But the bird literally flew into public consciousness on an unprecedented scale. The public seemed to love him and not only did he get across the message, but spawned a massive merchandising empire as well.

Anti-Buzby notice, as seen on the occasional internal Post Office noticeboard...

Buzby merchandising : a case of over-exposure

The rapid success of Buzby took everyone by surprise - not least the Post Office. No one anticipated the huge popularity he generated among the younger generation.

Not everyone regarded the successful merchandising favourably. Some who had trouble with their telephone or the organisation blamed 'Buzby' as well as the engineers.

Of course some people never liked him from the start either. These dissenting voices took shape in the form of anti-Buzby cartoons, showing the character gagged or bound or silenced somehow.

Buzby souvenirs - book, cloth badge and lapel badge

Buzby souvenirs (1970s) : making someone happy

This funny looking yellow bird was once the popular face of Britain's telephone service. He was launched by the Post Office in the mid 1970s to encourage people to use the telephone, with the chirpy slogan 'Make someone happy with a telephone call'.

Buzby, voiced by comedy actor Bernard Cribbins, appeared on countless animated TV commercials and quickly became a part of popular culture. The image struck a welcome change in advertising and people warmed to the fluffy character.

Buzby was featured in tie-in merchandising including bath mats, slippers, knickers, aprons and fluffy toys. Badges were handed out at shops and fairs. There was even a Buzby club and magazine.

However, by the early 1980s his star began to wane. Some sections of the media set him up as a target in a knocking campaign. The chairman's wife was reputedly fed up being called 'Mrs Buzby' and the Buzby campaign was dropped.

Buzby adverts : a bird on a wire

Buzby was a bird character created in 1976 and voiced by Bernard Cribbins. The campaign was to increase telephone usage. This character was hugely popular and was successful in extending the message through television, radio and poster campaigns.

Busby
Transcript

CLIP 1:
Buzby: You know, making someone happy is so easy and it really isn't expensive. In fact it's quite cheap. You get it! Cheep cheep! Ha! Yeh well please yourself.

CLIP 2:
Oliver: Hello?

Buzby: Hello Oliver?

Oliver: mmm
Buzby: It's Buzby

Oliver: Ah

Buzby: Am I glad I caught you. I didn't want you to go without saying goodbye.

Oliver: Ah

Buzby: Have a good time Olly.

Oliver: Thanks Buzby old friend, I will.

Hard Day : telephone manners

While the Buzby advertising campaigns were generating additional calls in the 1970s, the Post Office continued to go about its other marketing communication activities. For example, it maintained its belief that its customers (then still referred to as 'subscribers') needed help in the techniques of actually using the telephone.

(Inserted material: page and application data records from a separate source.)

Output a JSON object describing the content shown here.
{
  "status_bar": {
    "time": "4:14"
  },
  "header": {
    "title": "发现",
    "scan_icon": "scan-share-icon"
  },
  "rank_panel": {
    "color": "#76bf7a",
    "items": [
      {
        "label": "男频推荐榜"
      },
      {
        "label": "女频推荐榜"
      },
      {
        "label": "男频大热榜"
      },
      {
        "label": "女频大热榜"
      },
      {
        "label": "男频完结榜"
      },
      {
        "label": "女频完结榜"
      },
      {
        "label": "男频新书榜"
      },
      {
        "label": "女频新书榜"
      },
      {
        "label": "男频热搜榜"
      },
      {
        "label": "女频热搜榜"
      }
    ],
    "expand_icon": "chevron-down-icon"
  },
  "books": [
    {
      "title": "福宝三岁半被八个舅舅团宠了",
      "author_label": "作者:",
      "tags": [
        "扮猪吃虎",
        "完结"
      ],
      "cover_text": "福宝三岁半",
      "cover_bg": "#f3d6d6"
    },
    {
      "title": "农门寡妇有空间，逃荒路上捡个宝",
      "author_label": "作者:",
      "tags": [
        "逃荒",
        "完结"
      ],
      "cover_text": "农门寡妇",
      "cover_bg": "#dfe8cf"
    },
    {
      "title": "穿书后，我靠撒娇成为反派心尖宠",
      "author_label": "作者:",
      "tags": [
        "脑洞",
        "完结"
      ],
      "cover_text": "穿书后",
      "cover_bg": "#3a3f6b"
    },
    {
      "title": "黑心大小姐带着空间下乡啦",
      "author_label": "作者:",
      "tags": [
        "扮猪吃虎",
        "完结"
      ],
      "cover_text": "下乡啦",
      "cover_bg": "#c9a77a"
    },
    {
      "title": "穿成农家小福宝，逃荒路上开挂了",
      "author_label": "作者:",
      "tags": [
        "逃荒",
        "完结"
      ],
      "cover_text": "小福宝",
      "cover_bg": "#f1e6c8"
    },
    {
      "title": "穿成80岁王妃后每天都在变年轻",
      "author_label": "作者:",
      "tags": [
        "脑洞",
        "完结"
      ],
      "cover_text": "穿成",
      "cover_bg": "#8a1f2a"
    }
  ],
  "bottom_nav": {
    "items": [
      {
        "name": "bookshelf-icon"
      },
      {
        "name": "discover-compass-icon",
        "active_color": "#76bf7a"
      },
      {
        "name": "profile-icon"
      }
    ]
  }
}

In this brief section from a film demonstrating good and bad use of the telephone. Susan Bland and her father had a hard day because they are disorganised about the use of the telephone and see it as an irritation. This film explained how using it well, could help everyone have a good day.

Hard Day
Transcript

Man: Mr Bland's phone. No I'm afraid he's not here at the moment. May I take a message?

Narrator: If colleagues are absent answer their telephones whenever possible, identify the phone and take a message if necessary. Susan thought her problems started with rotten people in a rotten office. But she made life so hard for herself. Don't let situations like this arise, organise your telephone life to avoid unnecessary panics and the friction that results.

Caller: Hello! Hello! Are you there?

fun and games

Can you beat our games? Explode equipment to see what's inside, hear the changing sounds of telecommunications, see how telecommunications designs have changed over time or send an e-postacard.

what's on

The UK's first permanent gallery dedicated to the history of information and communication technologies opens in the new Information Age gallery at London’s Science Museum.

audio history

Take a trip down memory lane with extracts of the interviews which have been recorded as part of the Connected Earth oral history programme.

featured story

100 years of automatic switching!
In 1912 the GPO installed Britain's first automatic telephone exchange in Epsom.

Discover the early days of the telephone...